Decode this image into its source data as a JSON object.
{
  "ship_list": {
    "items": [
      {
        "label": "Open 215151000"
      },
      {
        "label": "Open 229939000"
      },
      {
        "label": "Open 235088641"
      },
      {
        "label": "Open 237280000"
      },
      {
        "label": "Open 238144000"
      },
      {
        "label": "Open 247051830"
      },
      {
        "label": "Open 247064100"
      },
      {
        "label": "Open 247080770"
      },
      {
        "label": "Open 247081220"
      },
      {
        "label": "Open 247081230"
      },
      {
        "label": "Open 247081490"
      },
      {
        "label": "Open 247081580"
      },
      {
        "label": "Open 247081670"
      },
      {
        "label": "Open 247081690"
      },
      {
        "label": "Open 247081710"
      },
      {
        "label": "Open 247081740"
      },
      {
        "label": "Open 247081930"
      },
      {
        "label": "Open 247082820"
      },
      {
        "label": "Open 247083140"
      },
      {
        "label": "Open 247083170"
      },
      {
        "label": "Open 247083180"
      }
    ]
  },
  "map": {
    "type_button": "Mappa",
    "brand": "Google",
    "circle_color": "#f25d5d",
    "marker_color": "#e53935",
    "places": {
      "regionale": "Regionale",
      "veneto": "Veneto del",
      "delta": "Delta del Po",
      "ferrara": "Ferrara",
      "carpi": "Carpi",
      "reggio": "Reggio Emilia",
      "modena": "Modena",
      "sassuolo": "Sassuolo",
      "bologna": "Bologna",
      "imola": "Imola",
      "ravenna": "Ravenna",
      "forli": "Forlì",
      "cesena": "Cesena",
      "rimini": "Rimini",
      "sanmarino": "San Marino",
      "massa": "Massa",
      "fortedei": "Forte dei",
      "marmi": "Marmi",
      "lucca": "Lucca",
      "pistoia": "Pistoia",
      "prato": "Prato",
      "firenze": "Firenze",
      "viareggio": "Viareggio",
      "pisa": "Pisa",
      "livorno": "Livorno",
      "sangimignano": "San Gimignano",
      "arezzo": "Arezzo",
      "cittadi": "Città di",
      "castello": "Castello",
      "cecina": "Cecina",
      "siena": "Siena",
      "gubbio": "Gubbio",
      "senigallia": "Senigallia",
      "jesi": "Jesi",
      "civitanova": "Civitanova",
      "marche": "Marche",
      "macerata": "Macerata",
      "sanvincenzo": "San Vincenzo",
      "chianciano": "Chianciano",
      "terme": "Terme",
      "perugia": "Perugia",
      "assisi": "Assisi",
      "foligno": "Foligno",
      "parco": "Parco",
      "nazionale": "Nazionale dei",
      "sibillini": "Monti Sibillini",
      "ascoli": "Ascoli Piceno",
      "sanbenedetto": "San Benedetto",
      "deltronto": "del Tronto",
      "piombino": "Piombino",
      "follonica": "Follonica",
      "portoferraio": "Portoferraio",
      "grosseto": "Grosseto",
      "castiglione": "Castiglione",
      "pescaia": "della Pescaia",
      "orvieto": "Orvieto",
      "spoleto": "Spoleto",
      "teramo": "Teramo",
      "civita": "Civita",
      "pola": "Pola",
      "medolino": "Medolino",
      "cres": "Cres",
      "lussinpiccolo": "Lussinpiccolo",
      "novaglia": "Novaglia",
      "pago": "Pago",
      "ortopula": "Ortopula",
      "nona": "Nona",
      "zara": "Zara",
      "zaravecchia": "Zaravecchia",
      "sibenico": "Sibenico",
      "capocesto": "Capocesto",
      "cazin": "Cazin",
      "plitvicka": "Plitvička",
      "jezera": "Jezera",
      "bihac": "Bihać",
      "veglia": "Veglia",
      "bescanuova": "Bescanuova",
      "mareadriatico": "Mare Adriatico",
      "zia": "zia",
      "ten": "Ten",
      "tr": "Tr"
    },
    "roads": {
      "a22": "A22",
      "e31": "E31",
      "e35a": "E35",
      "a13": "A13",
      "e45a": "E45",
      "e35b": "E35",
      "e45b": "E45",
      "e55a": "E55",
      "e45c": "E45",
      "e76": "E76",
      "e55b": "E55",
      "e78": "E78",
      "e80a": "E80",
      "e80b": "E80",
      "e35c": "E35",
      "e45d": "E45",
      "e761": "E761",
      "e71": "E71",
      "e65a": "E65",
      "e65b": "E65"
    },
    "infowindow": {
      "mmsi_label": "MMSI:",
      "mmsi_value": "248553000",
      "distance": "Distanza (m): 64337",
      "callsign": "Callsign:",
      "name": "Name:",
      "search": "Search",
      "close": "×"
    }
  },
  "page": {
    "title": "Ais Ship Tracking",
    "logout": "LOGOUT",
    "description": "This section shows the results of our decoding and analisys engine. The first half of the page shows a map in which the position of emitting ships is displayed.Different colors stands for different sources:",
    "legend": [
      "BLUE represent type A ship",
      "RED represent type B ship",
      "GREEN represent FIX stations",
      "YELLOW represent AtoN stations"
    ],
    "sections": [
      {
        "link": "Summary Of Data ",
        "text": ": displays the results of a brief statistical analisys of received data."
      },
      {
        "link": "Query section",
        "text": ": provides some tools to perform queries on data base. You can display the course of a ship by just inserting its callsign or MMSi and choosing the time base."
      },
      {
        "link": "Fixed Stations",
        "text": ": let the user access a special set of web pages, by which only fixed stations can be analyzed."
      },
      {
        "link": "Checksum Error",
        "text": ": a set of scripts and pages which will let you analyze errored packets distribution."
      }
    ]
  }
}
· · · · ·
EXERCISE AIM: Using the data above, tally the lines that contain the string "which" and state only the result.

RESPONSE TO THIS EXERCISE: 3